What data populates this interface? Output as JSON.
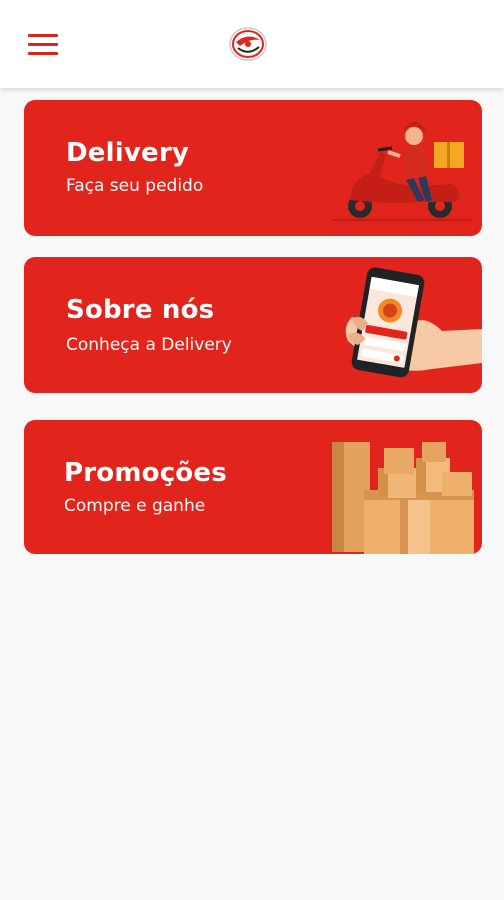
{
  "app": {
    "title": "Delivery",
    "accent_color": "#e2251c",
    "menu_icon": "hamburger-menu-icon",
    "logo_icon": "brand-logo-icon"
  },
  "cards": [
    {
      "title": "Delivery",
      "subtitle": "Faça seu pedido",
      "icon": "scooter-courier-illustration"
    },
    {
      "title": "Sobre nós",
      "subtitle": "Conheça a Delivery",
      "icon": "phone-in-hand-illustration"
    },
    {
      "title": "Promoções",
      "subtitle": "Compre e ganhe",
      "icon": "boxes-illustration"
    }
  ]
}
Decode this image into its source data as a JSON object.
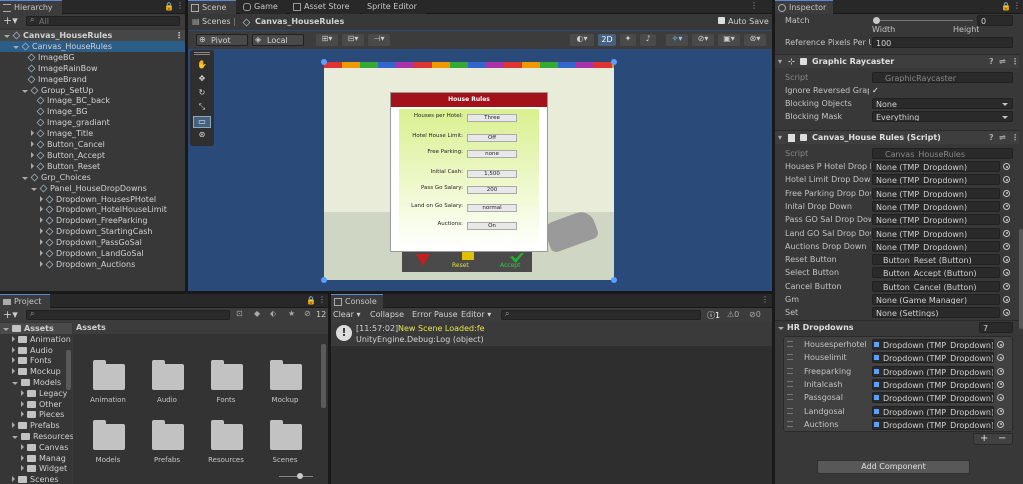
{
  "hierarchy": {
    "tab": "Hierarchy",
    "search_placeholder": "All",
    "items": [
      {
        "label": "Canvas_HouseRules",
        "indent": 0,
        "type": "scene"
      },
      {
        "label": "Canvas_HouseRules",
        "indent": 1,
        "type": "open"
      },
      {
        "label": "ImageBG",
        "indent": 2,
        "type": "leaf"
      },
      {
        "label": "ImageRainBow",
        "indent": 2,
        "type": "leaf"
      },
      {
        "label": "ImageBrand",
        "indent": 2,
        "type": "leaf"
      },
      {
        "label": "Group_SetUp",
        "indent": 2,
        "type": "open"
      },
      {
        "label": "Image_BC_back",
        "indent": 3,
        "type": "leaf"
      },
      {
        "label": "Image_BG",
        "indent": 3,
        "type": "leaf"
      },
      {
        "label": "Image_gradiant",
        "indent": 3,
        "type": "leaf"
      },
      {
        "label": "Image_Title",
        "indent": 3,
        "type": "closed"
      },
      {
        "label": "Button_Cancel",
        "indent": 3,
        "type": "closed"
      },
      {
        "label": "Button_Accept",
        "indent": 3,
        "type": "closed"
      },
      {
        "label": "Button_Reset",
        "indent": 3,
        "type": "closed"
      },
      {
        "label": "Grp_Choices",
        "indent": 2,
        "type": "open"
      },
      {
        "label": "Panel_HouseDropDowns",
        "indent": 3,
        "type": "open"
      },
      {
        "label": "Dropdown_HousesPHotel",
        "indent": 4,
        "type": "closed"
      },
      {
        "label": "Dropdown_HotelHouseLimit",
        "indent": 4,
        "type": "closed"
      },
      {
        "label": "Dropdown_FreeParking",
        "indent": 4,
        "type": "closed"
      },
      {
        "label": "Dropdown_StartingCash",
        "indent": 4,
        "type": "closed"
      },
      {
        "label": "Dropdown_PassGoSal",
        "indent": 4,
        "type": "closed"
      },
      {
        "label": "Dropdown_LandGoSal",
        "indent": 4,
        "type": "closed"
      },
      {
        "label": "Dropdown_Auctions",
        "indent": 4,
        "type": "closed"
      }
    ]
  },
  "scene": {
    "tabs": [
      "Scene",
      "Game",
      "Asset Store",
      "Sprite Editor"
    ],
    "breadcrumb": [
      "Scenes",
      "Canvas_HouseRules"
    ],
    "autosave": "Auto Save",
    "pivot": "Pivot",
    "local": "Local",
    "mode2d": "2D"
  },
  "game_panel": {
    "title": "House Rules",
    "rows": [
      {
        "label": "Houses per Hotel:",
        "value": "Three"
      },
      {
        "label": "Hotel House Limit:",
        "value": "Off"
      },
      {
        "label": "Free Parking:",
        "value": "none"
      },
      {
        "label": "Initial Cash:",
        "value": "1,500"
      },
      {
        "label": "Pass Go Salary:",
        "value": "200"
      },
      {
        "label": "Land on Go Salary:",
        "value": "normal"
      },
      {
        "label": "Auctions:",
        "value": "On"
      }
    ],
    "reset": "Reset",
    "accept": "Accept"
  },
  "project": {
    "tab": "Project",
    "count": "12",
    "tree": [
      {
        "label": "Assets",
        "indent": 0,
        "open": true
      },
      {
        "label": "Animation",
        "indent": 1,
        "open": false
      },
      {
        "label": "Audio",
        "indent": 1,
        "open": false
      },
      {
        "label": "Fonts",
        "indent": 1,
        "open": false
      },
      {
        "label": "Mockup",
        "indent": 1,
        "open": false
      },
      {
        "label": "Models",
        "indent": 1,
        "open": true
      },
      {
        "label": "Legacy",
        "indent": 2,
        "open": false
      },
      {
        "label": "Other",
        "indent": 2,
        "open": false
      },
      {
        "label": "Pieces",
        "indent": 2,
        "open": false
      },
      {
        "label": "Prefabs",
        "indent": 1,
        "open": false
      },
      {
        "label": "Resources",
        "indent": 1,
        "open": true
      },
      {
        "label": "Canvas",
        "indent": 2,
        "open": false
      },
      {
        "label": "Manag",
        "indent": 2,
        "open": false
      },
      {
        "label": "Widget",
        "indent": 2,
        "open": false
      },
      {
        "label": "Scenes",
        "indent": 1,
        "open": false
      }
    ],
    "header": "Assets",
    "grid": [
      "Animation",
      "Audio",
      "Fonts",
      "Mockup",
      "Models",
      "Prefabs",
      "Resources",
      "Scenes"
    ]
  },
  "console": {
    "tab": "Console",
    "clear": "Clear",
    "collapse": "Collapse",
    "error_pause": "Error Pause",
    "editor": "Editor",
    "counts": [
      "1",
      "0",
      "0"
    ],
    "log_time": "[11:57:02]",
    "log_msg": "New Scene Loaded:fe",
    "log_sub": "UnityEngine.Debug:Log (object)"
  },
  "inspector": {
    "tab": "Inspector",
    "match_label": "Match",
    "match_value": "0",
    "width": "Width",
    "height": "Height",
    "ref_label": "Reference Pixels Per U",
    "ref_value": "100",
    "raycaster": {
      "title": "Graphic Raycaster",
      "script_label": "Script",
      "script": "GraphicRaycaster",
      "ignore": "Ignore Reversed Graph",
      "blocking_objects": "Blocking Objects",
      "blocking_objects_val": "None",
      "blocking_mask": "Blocking Mask",
      "blocking_mask_val": "Everything"
    },
    "script_comp": {
      "title": "Canvas_House Rules (Script)",
      "script_label": "Script",
      "script": "Canvas_HouseRules",
      "fields": [
        {
          "label": "Houses P Hotel Drop D",
          "value": "None (TMP_Dropdown)"
        },
        {
          "label": "Hotel Limit Drop Down",
          "value": "None (TMP_Dropdown)"
        },
        {
          "label": "Free Parking Drop Dow",
          "value": "None (TMP_Dropdown)"
        },
        {
          "label": "Inital Drop Down",
          "value": "None (TMP_Dropdown)"
        },
        {
          "label": "Pass GO Sal Drop Dow",
          "value": "None (TMP_Dropdown)"
        },
        {
          "label": "Land GO Sal Drop Dow",
          "value": "None (TMP_Dropdown)"
        },
        {
          "label": "Auctions Drop Down",
          "value": "None (TMP_Dropdown)"
        },
        {
          "label": "Reset Button",
          "value": "Button_Reset (Button)"
        },
        {
          "label": "Select Button",
          "value": "Button_Accept (Button)"
        },
        {
          "label": "Cancel Button",
          "value": "Button_Cancel (Button)"
        },
        {
          "label": "Gm",
          "value": "None (Game Manager)"
        },
        {
          "label": "Set",
          "value": "None (Settings)"
        }
      ]
    },
    "hr": {
      "label": "HR Dropdowns",
      "count": "7",
      "items": [
        {
          "label": "Housesperhotel",
          "value": "Dropdown (TMP_Dropdown)"
        },
        {
          "label": "Houselimit",
          "value": "Dropdown (TMP_Dropdown)"
        },
        {
          "label": "Freeparking",
          "value": "Dropdown (TMP_Dropdown)"
        },
        {
          "label": "Initalcash",
          "value": "Dropdown (TMP_Dropdown)"
        },
        {
          "label": "Passgosal",
          "value": "Dropdown (TMP_Dropdown)"
        },
        {
          "label": "Landgosal",
          "value": "Dropdown (TMP_Dropdown)"
        },
        {
          "label": "Auctions",
          "value": "Dropdown (TMP_Dropdown)"
        }
      ]
    },
    "add_component": "Add Component"
  }
}
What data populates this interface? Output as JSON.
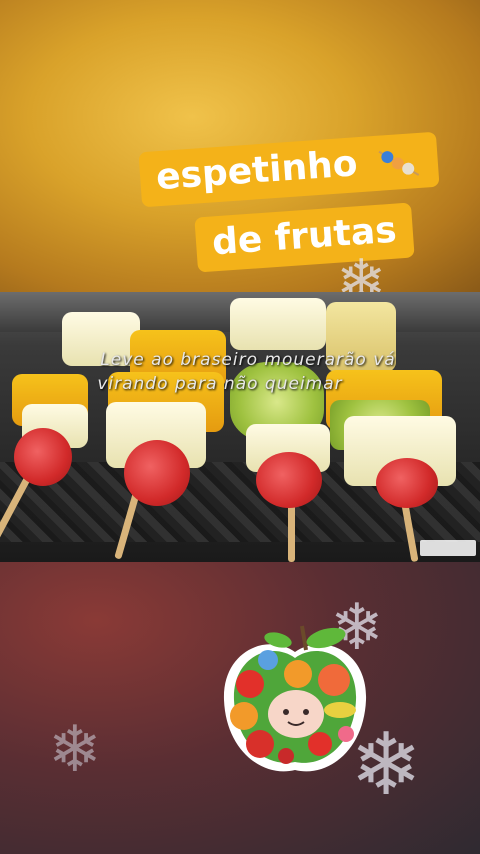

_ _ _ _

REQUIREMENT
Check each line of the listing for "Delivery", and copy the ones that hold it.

ANSWER SPACE
    "title": "Delivery",
      "title": "Delivery",
      "subtitle": "Conheça a Delivery",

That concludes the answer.